### DIRECTIONS:
Once the pictures are removed, output the remaining entries exactly as given.

%%

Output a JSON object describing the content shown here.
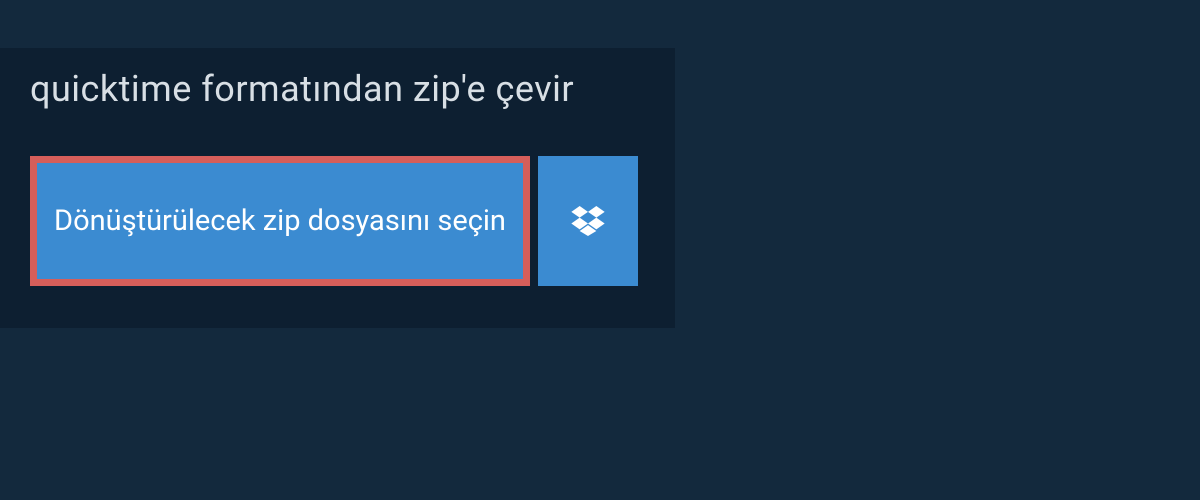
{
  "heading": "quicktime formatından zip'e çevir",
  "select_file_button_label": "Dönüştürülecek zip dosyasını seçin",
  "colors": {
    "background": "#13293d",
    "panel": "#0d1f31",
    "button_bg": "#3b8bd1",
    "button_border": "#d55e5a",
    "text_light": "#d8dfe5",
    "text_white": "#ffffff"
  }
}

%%

### ANSWER BELOW:
Output a JSON object describing the content shown here.
{
  "heading": "quicktime formatından zip'e çevir",
  "select_file_button_label": "Dönüştürülecek zip dosyasını seçin",
  "colors": {
    "background": "#13293d",
    "panel": "#0d1f31",
    "button_bg": "#3b8bd1",
    "button_border": "#d55e5a",
    "text_light": "#d8dfe5",
    "text_white": "#ffffff"
  }
}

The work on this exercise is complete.